Task to carry out: Lines below that include "name" are the answer; copy each one.

(Collected data)
▬▬▬▬▬▬
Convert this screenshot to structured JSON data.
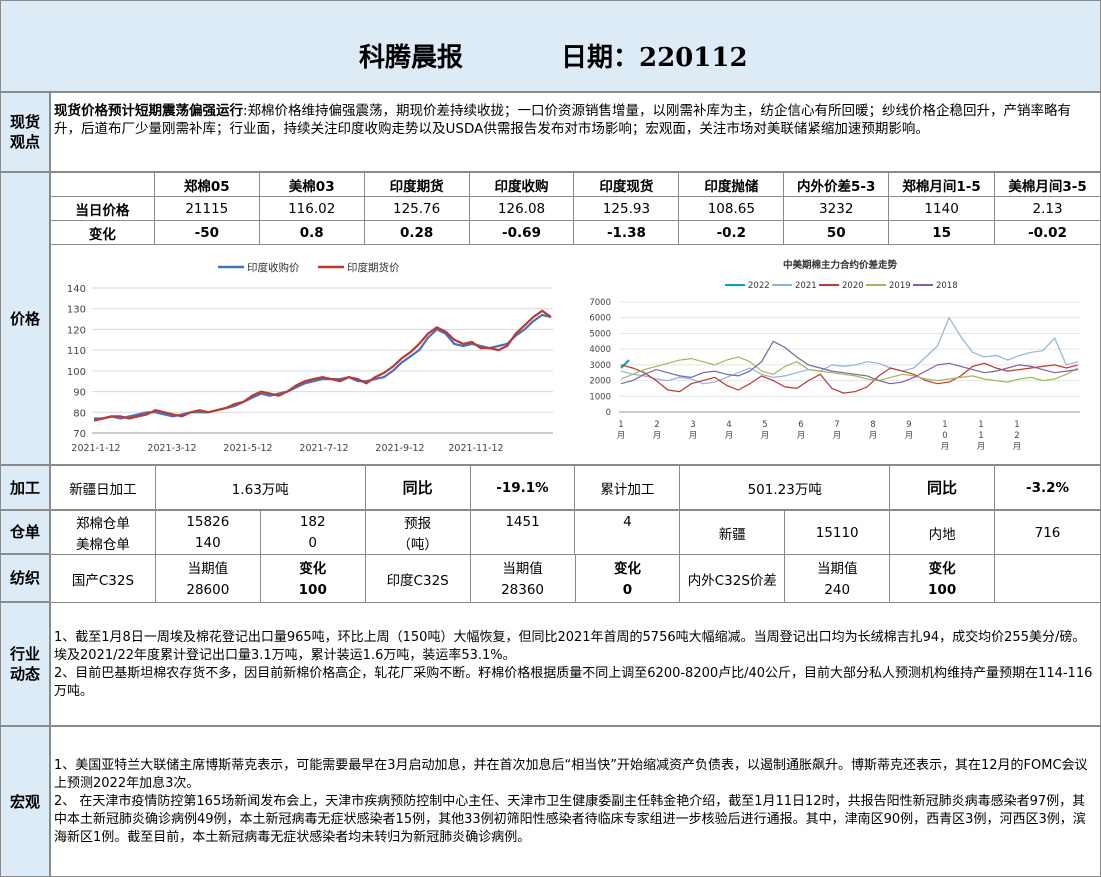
{
  "header": {
    "title": "科腾晨报",
    "date_label": "日期：220112"
  },
  "spot": {
    "label": "现货观点",
    "headline": "现货价格预计短期震荡偏强运行",
    "body": ":郑棉价格维持偏强震荡，期现价差持续收拢；一口价资源销售增量，以刚需补库为主，纺企信心有所回暖；纱线价格企稳回升，产销率略有升，后道布厂少量刚需补库；行业面，持续关注印度收购走势以及USDA供需报告发布对市场影响；宏观面，关注市场对美联储紧缩加速预期影响。"
  },
  "price_table": {
    "side_label": "价格",
    "headers": [
      "郑棉05",
      "美棉03",
      "印度期货",
      "印度收购",
      "印度现货",
      "印度抛储",
      "内外价差5-3",
      "郑棉月间1-5",
      "美棉月间3-5"
    ],
    "row1_label": "当日价格",
    "row1": [
      "21115",
      "116.02",
      "125.76",
      "126.08",
      "125.93",
      "108.65",
      "3232",
      "1140",
      "2.13"
    ],
    "row2_label": "变化",
    "row2": [
      "-50",
      "0.8",
      "0.28",
      "-0.69",
      "-1.38",
      "-0.2",
      "50",
      "15",
      "-0.02"
    ]
  },
  "chart_data": [
    {
      "type": "line",
      "title": "",
      "legend": [
        "印度收购价",
        "印度期货价"
      ],
      "legend_placement": "top",
      "colors": [
        "#4472c4",
        "#c0392b"
      ],
      "x_ticks": [
        "2021-1-12",
        "2021-3-12",
        "2021-5-12",
        "2021-7-12",
        "2021-9-12",
        "2021-11-12"
      ],
      "ylim": [
        70,
        140
      ],
      "y_ticks": [
        70,
        80,
        90,
        100,
        110,
        120,
        130,
        140
      ],
      "grid": "horizontal",
      "series": [
        {
          "name": "印度收购价",
          "values": [
            77,
            77,
            78,
            77,
            78,
            79,
            80,
            80,
            79,
            78,
            79,
            80,
            80,
            80,
            81,
            82,
            83,
            85,
            87,
            89,
            88,
            89,
            90,
            92,
            94,
            95,
            96,
            96,
            96,
            97,
            95,
            95,
            96,
            97,
            100,
            104,
            107,
            110,
            116,
            120,
            118,
            113,
            112,
            113,
            112,
            111,
            112,
            113,
            117,
            120,
            124,
            127,
            126
          ]
        },
        {
          "name": "印度期货价",
          "values": [
            76,
            77,
            78,
            78,
            77,
            78,
            79,
            81,
            80,
            79,
            78,
            80,
            81,
            80,
            81,
            82,
            84,
            85,
            88,
            90,
            89,
            88,
            90,
            93,
            95,
            96,
            97,
            96,
            95,
            97,
            96,
            94,
            97,
            99,
            102,
            106,
            109,
            113,
            118,
            121,
            119,
            115,
            113,
            114,
            111,
            111,
            110,
            112,
            118,
            122,
            126,
            129,
            126
          ]
        }
      ]
    },
    {
      "type": "line",
      "title": "中美期棉主力合约价差走势",
      "legend": [
        "2022",
        "2021",
        "2020",
        "2019",
        "2018"
      ],
      "legend_placement": "top",
      "colors": [
        "#00a3cc",
        "#8db4e2",
        "#c0392b",
        "#9bbb59",
        "#7f5fa8"
      ],
      "ylim": [
        0,
        7000
      ],
      "y_ticks": [
        0,
        1000,
        2000,
        3000,
        4000,
        5000,
        6000,
        7000
      ],
      "x_ticks": [
        "1月",
        "2月",
        "3月",
        "4月",
        "5月",
        "6月",
        "7月",
        "8月",
        "9月",
        "10月",
        "11月",
        "12月"
      ],
      "grid": "horizontal",
      "series": [
        {
          "name": "2022",
          "values": [
            2800,
            3300
          ]
        },
        {
          "name": "2021",
          "values": [
            2600,
            2400,
            2300,
            2100,
            2000,
            2200,
            2100,
            1800,
            1900,
            2200,
            2500,
            2800,
            2400,
            2200,
            2300,
            2500,
            2700,
            2600,
            3000,
            2900,
            3000,
            3200,
            3100,
            2800,
            2600,
            2800,
            3500,
            4200,
            6000,
            4800,
            3800,
            3500,
            3600,
            3300,
            3600,
            3800,
            3900,
            4700,
            3000,
            3200
          ]
        },
        {
          "name": "2020",
          "values": [
            3000,
            2800,
            2500,
            2000,
            1400,
            1300,
            1800,
            2000,
            2200,
            1700,
            1400,
            1800,
            2300,
            2000,
            1600,
            1500,
            2000,
            2400,
            1500,
            1200,
            1300,
            1600,
            2300,
            2800,
            2600,
            2400,
            2000,
            1800,
            1900,
            2300,
            2900,
            3100,
            2800,
            2600,
            2700,
            2800,
            2900,
            3000,
            2800,
            3000
          ]
        },
        {
          "name": "2019",
          "values": [
            2100,
            2400,
            2700,
            2900,
            3100,
            3300,
            3400,
            3200,
            3000,
            3300,
            3500,
            3200,
            2600,
            2400,
            2900,
            3200,
            2700,
            2600,
            2500,
            2400,
            2300,
            2100,
            2000,
            2200,
            2400,
            2300,
            2100,
            2000,
            2100,
            2200,
            2300,
            2100,
            2000,
            1900,
            2100,
            2200,
            2000,
            2100,
            2400,
            2800
          ]
        },
        {
          "name": "2018",
          "values": [
            1800,
            2000,
            2400,
            2700,
            2500,
            2300,
            2200,
            2500,
            2600,
            2400,
            2300,
            2600,
            3200,
            4500,
            4100,
            3500,
            3000,
            2800,
            2600,
            2500,
            2400,
            2300,
            2000,
            1800,
            1900,
            2200,
            2600,
            3000,
            3100,
            2900,
            2700,
            2500,
            2600,
            2800,
            3000,
            2900,
            2700,
            2500,
            2600,
            2700
          ]
        }
      ]
    }
  ],
  "processing": {
    "label": "加工",
    "xj_label": "新疆日加工",
    "xj_value": "1.63万吨",
    "yoy_label": "同比",
    "xj_yoy": "-19.1%",
    "cum_label": "累计加工",
    "cum_value": "501.23万吨",
    "yoy_label2": "同比",
    "cum_yoy": "-3.2%"
  },
  "warehouse": {
    "label": "仓单",
    "zc_label": "郑棉仓单",
    "zc_value": "15826",
    "zc_change": "182",
    "forecast_label": "预报",
    "forecast_unit": "（吨）",
    "forecast_value": "1451",
    "forecast_change": "4",
    "xj_label": "新疆",
    "xj_value": "15110",
    "nd_label": "内地",
    "nd_value": "716",
    "us_label": "美棉仓单",
    "us_value": "140",
    "us_change": "0"
  },
  "textile": {
    "label": "纺织",
    "cur_label": "当期值",
    "chg_label": "变化",
    "domestic_label": "国产C32S",
    "domestic_value": "28600",
    "domestic_change": "100",
    "india_label": "印度C32S",
    "india_value": "28360",
    "india_change": "0",
    "spread_label": "内外C32S价差",
    "spread_value": "240",
    "spread_change": "100"
  },
  "industry": {
    "label": "行业动态",
    "p1": "1、截至1月8日一周埃及棉花登记出口量965吨，环比上周（150吨）大幅恢复，但同比2021年首周的5756吨大幅缩减。当周登记出口均为长绒棉吉扎94，成交均价255美分/磅。埃及2021/22年度累计登记出口量3.1万吨，累计装运1.6万吨，装运率53.1%。",
    "p2": "2、目前巴基斯坦棉农存货不多，因目前新棉价格高企，轧花厂采购不断。籽棉价格根据质量不同上调至6200-8200卢比/40公斤，目前大部分私人预测机构维持产量预期在114-116万吨。"
  },
  "macro": {
    "label": "宏观",
    "p1": "1、美国亚特兰大联储主席博斯蒂克表示，可能需要最早在3月启动加息，并在首次加息后“相当快”开始缩减资产负债表，以遏制通胀飙升。博斯蒂克还表示，其在12月的FOMC会议上预测2022年加息3次。",
    "p2": "2、  在天津市疫情防控第165场新闻发布会上，天津市疾病预防控制中心主任、天津市卫生健康委副主任韩金艳介绍，截至1月11日12时，共报告阳性新冠肺炎病毒感染者97例，其中本土新冠肺炎确诊病例49例，本土新冠病毒无症状感染者15例，其他33例初筛阳性感染者待临床专家组进一步核验后进行通报。其中，津南区90例，西青区3例，河西区3例，滨海新区1例。截至目前，本土新冠病毒无症状感染者均未转归为新冠肺炎确诊病例。"
  }
}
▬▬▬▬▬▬
Written answer:
          "name": "印度收购价",
          "name": "印度期货价",
          "name": "2022",
          "name": "2021",
          "name": "2020",
          "name": "2019",
          "name": "2018",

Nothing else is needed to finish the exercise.